[[ DATA EXTRACTS, beginning ]]
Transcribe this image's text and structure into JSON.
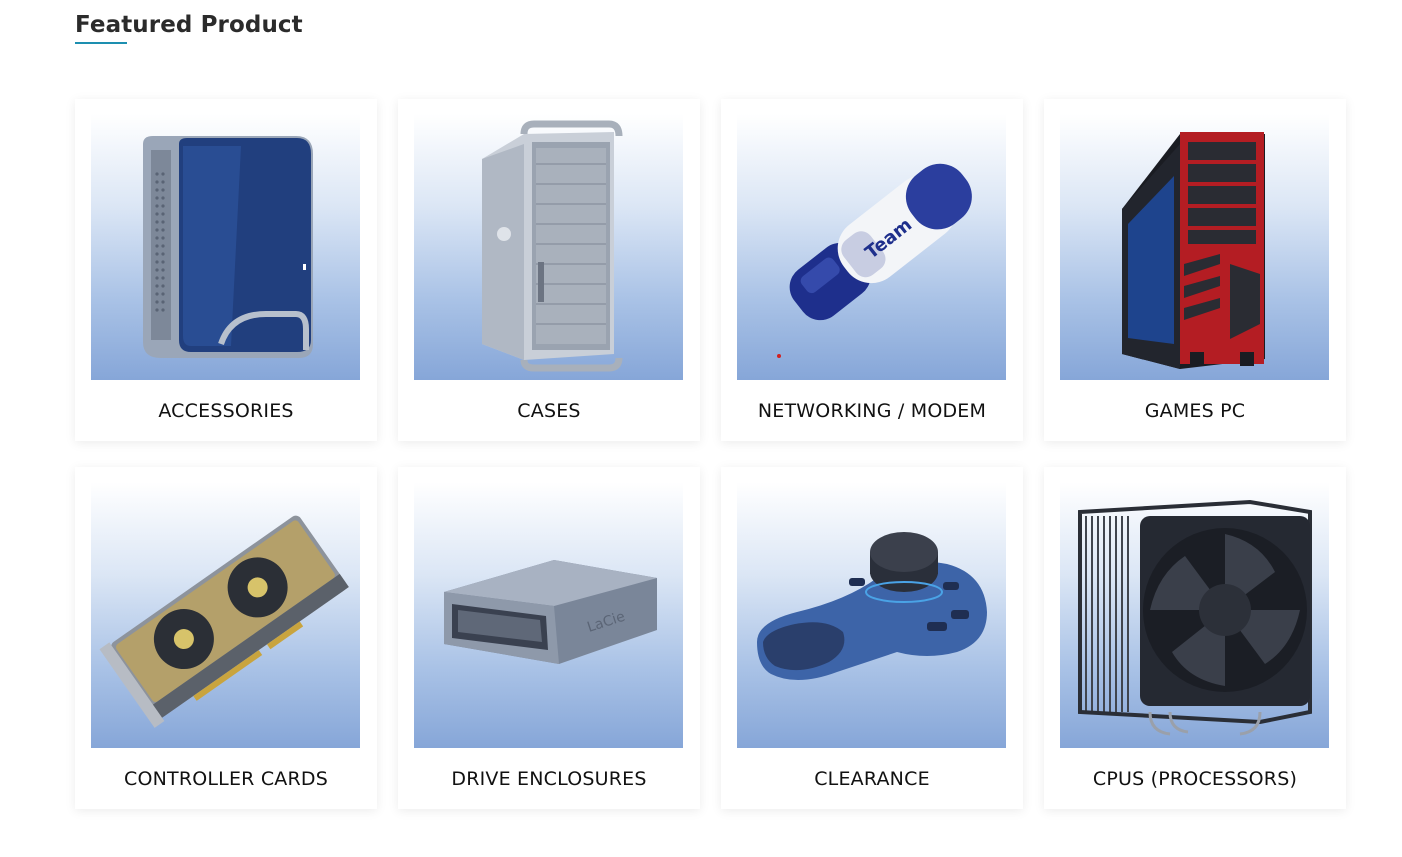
{
  "section": {
    "title": "Featured Product"
  },
  "categories": [
    {
      "label": "ACCESSORIES",
      "icon": "external-hard-drive-icon"
    },
    {
      "label": "CASES",
      "icon": "tower-case-icon"
    },
    {
      "label": "NETWORKING / MODEM",
      "icon": "usb-stick-icon"
    },
    {
      "label": "GAMES PC",
      "icon": "gaming-pc-icon"
    },
    {
      "label": "CONTROLLER CARDS",
      "icon": "graphics-card-icon"
    },
    {
      "label": "DRIVE ENCLOSURES",
      "icon": "drive-enclosure-icon"
    },
    {
      "label": "CLEARANCE",
      "icon": "3d-mouse-icon"
    },
    {
      "label": "CPUS (PROCESSORS)",
      "icon": "cpu-cooler-icon"
    }
  ],
  "colors": {
    "accent": "#1d8fb0",
    "image_gradient_top": "#ffffff",
    "image_gradient_bottom": "#86a6d8"
  }
}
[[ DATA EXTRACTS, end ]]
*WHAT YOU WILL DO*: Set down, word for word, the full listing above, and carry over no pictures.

*EXPECTED OUTPUT*:
Transcribe this image's text and structure into JSON.
{
  "section": {
    "title": "Featured Product"
  },
  "categories": [
    {
      "label": "ACCESSORIES",
      "icon": "external-hard-drive-icon"
    },
    {
      "label": "CASES",
      "icon": "tower-case-icon"
    },
    {
      "label": "NETWORKING / MODEM",
      "icon": "usb-stick-icon"
    },
    {
      "label": "GAMES PC",
      "icon": "gaming-pc-icon"
    },
    {
      "label": "CONTROLLER CARDS",
      "icon": "graphics-card-icon"
    },
    {
      "label": "DRIVE ENCLOSURES",
      "icon": "drive-enclosure-icon"
    },
    {
      "label": "CLEARANCE",
      "icon": "3d-mouse-icon"
    },
    {
      "label": "CPUS (PROCESSORS)",
      "icon": "cpu-cooler-icon"
    }
  ],
  "colors": {
    "accent": "#1d8fb0",
    "image_gradient_top": "#ffffff",
    "image_gradient_bottom": "#86a6d8"
  }
}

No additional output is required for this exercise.